I'm here, after a long absence spent digging myself out from under piles of email. I'm sorry to have missed the action, particularly some question of probability to which I had been invited to contribute (Gene, "You Have Been Summoned," 090313).
In honor of probability, I shall offer here a delightful shortcut when calculating odds due to John Scarne. Suppose you repeatedly try for an unlikely outcome--let us say, the same birthday as mine (for simplicity, we'll ignore leap year, Scarne did). How many independent tries suffice to lower the odds of at least one success to 1-1 (even odds)? Here the odds are 364-1 against, and the exact calculation is tedious. For the only time that I noticed in his monumental work On Gambling, Scarne appealed to mathematics beyond (exceedingly elaborate) arithmetic and came up with a delightful shortcut: Take the 364 and multiply by 0.693 (the natural logarithm of two). In general, for odds of (n-1) to 1 out of n, (n-1) log2 repetitions will bring the odds of at least one success to even.

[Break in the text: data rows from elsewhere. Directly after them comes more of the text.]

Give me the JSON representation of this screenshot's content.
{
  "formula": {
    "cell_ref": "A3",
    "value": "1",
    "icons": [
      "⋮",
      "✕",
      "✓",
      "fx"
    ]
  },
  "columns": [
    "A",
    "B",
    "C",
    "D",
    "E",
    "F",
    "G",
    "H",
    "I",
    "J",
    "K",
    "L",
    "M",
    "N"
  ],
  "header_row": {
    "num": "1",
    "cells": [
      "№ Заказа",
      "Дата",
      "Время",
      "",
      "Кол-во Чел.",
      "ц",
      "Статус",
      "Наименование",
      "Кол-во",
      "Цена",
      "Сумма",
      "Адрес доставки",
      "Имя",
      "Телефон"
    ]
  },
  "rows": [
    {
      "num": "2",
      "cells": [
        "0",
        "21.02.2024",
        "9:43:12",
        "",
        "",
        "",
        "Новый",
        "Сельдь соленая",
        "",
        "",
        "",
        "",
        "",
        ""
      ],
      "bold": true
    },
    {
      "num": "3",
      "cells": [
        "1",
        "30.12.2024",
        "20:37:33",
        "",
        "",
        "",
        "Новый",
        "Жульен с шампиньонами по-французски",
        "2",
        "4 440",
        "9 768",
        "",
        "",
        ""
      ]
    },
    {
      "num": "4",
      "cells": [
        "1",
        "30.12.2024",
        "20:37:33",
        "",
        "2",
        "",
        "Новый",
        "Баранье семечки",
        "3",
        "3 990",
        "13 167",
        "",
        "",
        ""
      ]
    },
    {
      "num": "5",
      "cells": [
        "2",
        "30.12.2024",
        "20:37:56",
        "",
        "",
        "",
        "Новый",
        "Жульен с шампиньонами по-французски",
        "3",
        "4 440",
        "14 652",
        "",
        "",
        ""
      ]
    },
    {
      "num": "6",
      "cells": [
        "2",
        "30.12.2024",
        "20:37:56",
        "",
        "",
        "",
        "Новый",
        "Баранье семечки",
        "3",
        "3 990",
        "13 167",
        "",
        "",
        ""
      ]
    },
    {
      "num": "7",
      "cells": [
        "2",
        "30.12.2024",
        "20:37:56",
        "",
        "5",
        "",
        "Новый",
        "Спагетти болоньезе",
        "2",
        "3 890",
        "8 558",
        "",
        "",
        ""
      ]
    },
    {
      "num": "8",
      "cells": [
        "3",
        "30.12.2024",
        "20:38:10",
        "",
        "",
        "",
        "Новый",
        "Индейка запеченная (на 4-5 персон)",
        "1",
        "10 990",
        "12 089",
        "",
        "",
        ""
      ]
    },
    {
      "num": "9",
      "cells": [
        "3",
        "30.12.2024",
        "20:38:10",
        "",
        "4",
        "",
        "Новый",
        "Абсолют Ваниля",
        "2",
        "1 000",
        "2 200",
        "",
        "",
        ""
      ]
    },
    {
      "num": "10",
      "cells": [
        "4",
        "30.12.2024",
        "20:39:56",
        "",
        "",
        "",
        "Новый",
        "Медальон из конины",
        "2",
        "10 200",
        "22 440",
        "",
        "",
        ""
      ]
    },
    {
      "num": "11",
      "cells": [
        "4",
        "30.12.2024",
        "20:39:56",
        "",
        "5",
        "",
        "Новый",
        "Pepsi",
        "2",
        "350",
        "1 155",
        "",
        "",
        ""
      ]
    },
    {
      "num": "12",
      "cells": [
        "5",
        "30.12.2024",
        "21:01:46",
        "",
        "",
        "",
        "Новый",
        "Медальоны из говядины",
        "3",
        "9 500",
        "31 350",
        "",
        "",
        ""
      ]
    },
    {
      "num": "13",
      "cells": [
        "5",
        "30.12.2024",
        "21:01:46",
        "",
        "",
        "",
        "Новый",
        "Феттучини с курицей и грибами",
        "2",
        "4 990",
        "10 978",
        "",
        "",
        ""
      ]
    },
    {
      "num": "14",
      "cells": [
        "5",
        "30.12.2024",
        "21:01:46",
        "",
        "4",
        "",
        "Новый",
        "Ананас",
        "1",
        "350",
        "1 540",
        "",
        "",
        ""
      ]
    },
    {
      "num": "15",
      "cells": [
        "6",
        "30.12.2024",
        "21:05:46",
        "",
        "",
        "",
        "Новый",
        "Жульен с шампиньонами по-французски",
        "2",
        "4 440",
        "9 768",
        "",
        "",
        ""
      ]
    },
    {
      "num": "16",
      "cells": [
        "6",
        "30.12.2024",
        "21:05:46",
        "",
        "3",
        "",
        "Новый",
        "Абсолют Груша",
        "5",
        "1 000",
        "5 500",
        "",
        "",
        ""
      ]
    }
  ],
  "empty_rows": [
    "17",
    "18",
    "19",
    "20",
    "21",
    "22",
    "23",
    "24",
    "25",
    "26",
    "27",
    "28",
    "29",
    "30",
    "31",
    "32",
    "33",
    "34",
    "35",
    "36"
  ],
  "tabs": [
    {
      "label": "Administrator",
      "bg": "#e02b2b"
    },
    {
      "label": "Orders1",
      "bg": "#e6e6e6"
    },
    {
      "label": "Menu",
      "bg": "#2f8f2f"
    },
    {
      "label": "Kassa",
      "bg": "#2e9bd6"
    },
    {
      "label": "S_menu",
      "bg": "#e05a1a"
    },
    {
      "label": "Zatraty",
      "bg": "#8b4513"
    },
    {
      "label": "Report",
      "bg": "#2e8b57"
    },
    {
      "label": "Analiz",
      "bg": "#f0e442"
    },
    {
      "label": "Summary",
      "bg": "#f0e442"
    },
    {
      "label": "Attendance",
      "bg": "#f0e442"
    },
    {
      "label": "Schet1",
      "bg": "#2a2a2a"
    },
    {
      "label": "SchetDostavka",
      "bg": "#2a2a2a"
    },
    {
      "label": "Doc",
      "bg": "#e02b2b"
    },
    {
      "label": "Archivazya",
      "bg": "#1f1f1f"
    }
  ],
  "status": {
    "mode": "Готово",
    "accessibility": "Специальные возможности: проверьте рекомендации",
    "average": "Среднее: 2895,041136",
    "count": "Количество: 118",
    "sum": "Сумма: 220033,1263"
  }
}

But Scarne is very slightly wrong! Comparing the approximations (n-1) log2 and n log2, the proportional errors are second order, and the third order difference between them is minutely in favor of n log2. (n-1) log2 is low; n log2 is high; the correct value is about halfway between; n log2 is slightly closer; for large n, (n-1/2) log2 is very, very close.